Art brings me joy. I wouldn't be an artist if it didn't. But like everybody else in the world, I have a life outside of my art. I won't bore anybody with many of the details here, but sometimes life gets busy, and it becomes difficult to juggle life and art.
I think the hardest part about being an artist isn't the skill required to draw. That's sometime that comes with time, patience, and practice. The hardest part for me is finding a way to push past the things life throws at me and continue drawing, even when the drawings stubbornly refuse to let me finish them.
Don't get me wrong. I'm not making excuses here.
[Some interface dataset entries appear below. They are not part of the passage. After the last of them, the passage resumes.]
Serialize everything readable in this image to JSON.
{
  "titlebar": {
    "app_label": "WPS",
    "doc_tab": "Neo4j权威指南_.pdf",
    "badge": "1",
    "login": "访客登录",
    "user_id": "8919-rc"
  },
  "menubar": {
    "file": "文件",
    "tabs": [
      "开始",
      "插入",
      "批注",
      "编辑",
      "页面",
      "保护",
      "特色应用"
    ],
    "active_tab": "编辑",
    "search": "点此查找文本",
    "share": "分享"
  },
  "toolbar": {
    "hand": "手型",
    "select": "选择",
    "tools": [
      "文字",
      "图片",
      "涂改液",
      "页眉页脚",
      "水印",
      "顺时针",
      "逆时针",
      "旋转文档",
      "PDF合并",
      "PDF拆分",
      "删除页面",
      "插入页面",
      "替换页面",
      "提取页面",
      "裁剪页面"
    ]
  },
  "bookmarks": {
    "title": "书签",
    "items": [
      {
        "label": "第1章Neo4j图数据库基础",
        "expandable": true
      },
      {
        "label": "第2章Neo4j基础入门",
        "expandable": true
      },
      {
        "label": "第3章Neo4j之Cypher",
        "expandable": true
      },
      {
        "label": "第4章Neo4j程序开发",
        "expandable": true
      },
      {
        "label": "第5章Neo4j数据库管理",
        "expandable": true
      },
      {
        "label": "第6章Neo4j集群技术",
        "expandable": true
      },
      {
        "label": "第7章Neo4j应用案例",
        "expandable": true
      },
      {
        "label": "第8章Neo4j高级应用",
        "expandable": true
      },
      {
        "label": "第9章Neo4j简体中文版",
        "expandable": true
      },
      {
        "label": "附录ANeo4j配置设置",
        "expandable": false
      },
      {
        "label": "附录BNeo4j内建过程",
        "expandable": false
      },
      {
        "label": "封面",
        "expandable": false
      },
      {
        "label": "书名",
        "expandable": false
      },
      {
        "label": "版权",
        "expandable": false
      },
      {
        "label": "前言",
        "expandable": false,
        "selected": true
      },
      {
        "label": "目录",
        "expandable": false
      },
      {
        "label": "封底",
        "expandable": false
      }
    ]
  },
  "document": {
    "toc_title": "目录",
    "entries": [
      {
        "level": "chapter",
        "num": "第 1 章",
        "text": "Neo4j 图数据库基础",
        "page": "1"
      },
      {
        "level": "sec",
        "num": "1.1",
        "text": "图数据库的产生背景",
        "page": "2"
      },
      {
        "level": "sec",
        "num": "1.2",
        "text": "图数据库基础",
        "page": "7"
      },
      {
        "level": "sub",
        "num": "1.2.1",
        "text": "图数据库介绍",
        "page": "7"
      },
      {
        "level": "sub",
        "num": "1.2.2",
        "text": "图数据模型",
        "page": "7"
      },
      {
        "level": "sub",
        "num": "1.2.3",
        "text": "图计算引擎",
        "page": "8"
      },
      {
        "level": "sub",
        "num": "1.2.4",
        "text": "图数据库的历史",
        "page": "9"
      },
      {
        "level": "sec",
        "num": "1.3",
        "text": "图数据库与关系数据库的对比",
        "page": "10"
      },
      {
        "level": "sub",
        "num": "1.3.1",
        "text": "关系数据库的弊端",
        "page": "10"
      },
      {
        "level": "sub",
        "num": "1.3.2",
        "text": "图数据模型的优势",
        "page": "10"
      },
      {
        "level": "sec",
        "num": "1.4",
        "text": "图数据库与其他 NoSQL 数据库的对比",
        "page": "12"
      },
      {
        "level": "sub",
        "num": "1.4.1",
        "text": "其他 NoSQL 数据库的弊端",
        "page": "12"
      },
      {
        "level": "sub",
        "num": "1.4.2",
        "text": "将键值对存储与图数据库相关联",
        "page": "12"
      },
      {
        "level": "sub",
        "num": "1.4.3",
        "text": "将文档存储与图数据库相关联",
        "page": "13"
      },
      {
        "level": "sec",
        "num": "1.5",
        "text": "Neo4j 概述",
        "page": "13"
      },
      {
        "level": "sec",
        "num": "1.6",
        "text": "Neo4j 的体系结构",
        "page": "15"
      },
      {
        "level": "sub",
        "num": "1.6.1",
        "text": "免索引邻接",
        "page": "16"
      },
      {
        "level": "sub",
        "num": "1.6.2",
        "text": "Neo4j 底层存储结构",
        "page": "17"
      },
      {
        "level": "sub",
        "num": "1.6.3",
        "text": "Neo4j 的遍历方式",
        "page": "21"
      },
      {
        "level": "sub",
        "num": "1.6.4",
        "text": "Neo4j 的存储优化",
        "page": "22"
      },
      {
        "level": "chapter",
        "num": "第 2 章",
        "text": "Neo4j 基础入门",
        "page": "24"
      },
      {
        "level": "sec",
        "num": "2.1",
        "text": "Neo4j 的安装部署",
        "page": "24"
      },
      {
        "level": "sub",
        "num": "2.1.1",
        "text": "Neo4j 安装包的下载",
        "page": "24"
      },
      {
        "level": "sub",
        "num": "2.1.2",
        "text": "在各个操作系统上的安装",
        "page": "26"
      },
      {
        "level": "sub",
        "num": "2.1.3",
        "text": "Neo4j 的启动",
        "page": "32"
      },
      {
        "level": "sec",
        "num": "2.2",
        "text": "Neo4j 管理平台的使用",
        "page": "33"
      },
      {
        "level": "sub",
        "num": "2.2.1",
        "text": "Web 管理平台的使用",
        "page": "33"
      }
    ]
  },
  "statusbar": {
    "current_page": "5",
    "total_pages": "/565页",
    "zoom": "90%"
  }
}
I went into this knowing that life would get in the way for at least a couple of years. That's just life, especially when you're an artist with a family. Life tends to fight you sometimes, pushing to stop you from doing what you love even if you are doing what you love (I'm thinking kids, here). It wasn't anything serious--just the norm of raising a family while trying to pursue a hobby that became a passion and a career.. Things make a person busy, important things. Family, school, sports, church, life. I know I'm not alone. The important thing that I constantly had to constantly remind myself as I contemplated setting my art down for a few years (the thought crossed my mind more than once, I guarantee it) was that I would never get anywhere in life if I didn't push through it.
I wasn't quite ready to start an art career and ended up sort of launched into it last year, so with as chaotic as everything around me was, I decided to take the second half of last year off in order to organize, plan, and envision where I was going to go with my art. I don't regret taking the time off. I got a lot of important things done, and I'm better off for it. My family was better off for it as well. The down side was that I got a chunk of the way into this piece, started on the rather complicated background, and set it down, walking away for 3/4 of a year.
With the coming of the New Year, I decided the time was right to get to work again. I had deadlines approaching and countless opportunities. I started the year with "Frozen Light." It was fitting, I thought, for winter. With "Gathering Pine Ridge" being so close to completion, I knew the time was right to finish it. I only had the background left. Surely, I thought to myself, I could finish it within just a couple of weeks or less.
Yeah . . . right . . .
Yeah . . . I jinxed myself . . .
Bad . . . .
Ok, I'll be honest. Looking back on it, it doesn't seem as bad now as it did then. I will say, though, that everything imaginable seemed to slow me down. Perhaps it was the detailed landscape that required so much attention. Life certainly had a lot to do with it. The family coming down with a plethora of small colds absolutely was of no help whatsoever. At all. In the thick of it, I felt totally jinxed.
Here's the thing. I love my family. I love my life. I love all of the little things that get in the way of my art. Can it be frustrating? Ohhh, youbetcha. Do I pull my hair out a lot? Yeah. Definitely. But I'm also a professional. The important thing is to never lose sight of goals. They may take longer than planned, but any progress is still progress. It's a cliche, but there it is. I push past the frustrating times, enjoy the good times, and create my art.
(Incidentally, I did get the piece finished in time for deadlines, narrowly. It took staying up until 3:30am the night before the deadline (courtesy my trusty friend Mt. Dew) to do it, but I finished it).
13.5" x 16.75"
FC Polychromos & Caran d'Ache Luminance on Fabriano Soft Press Watercolor Paper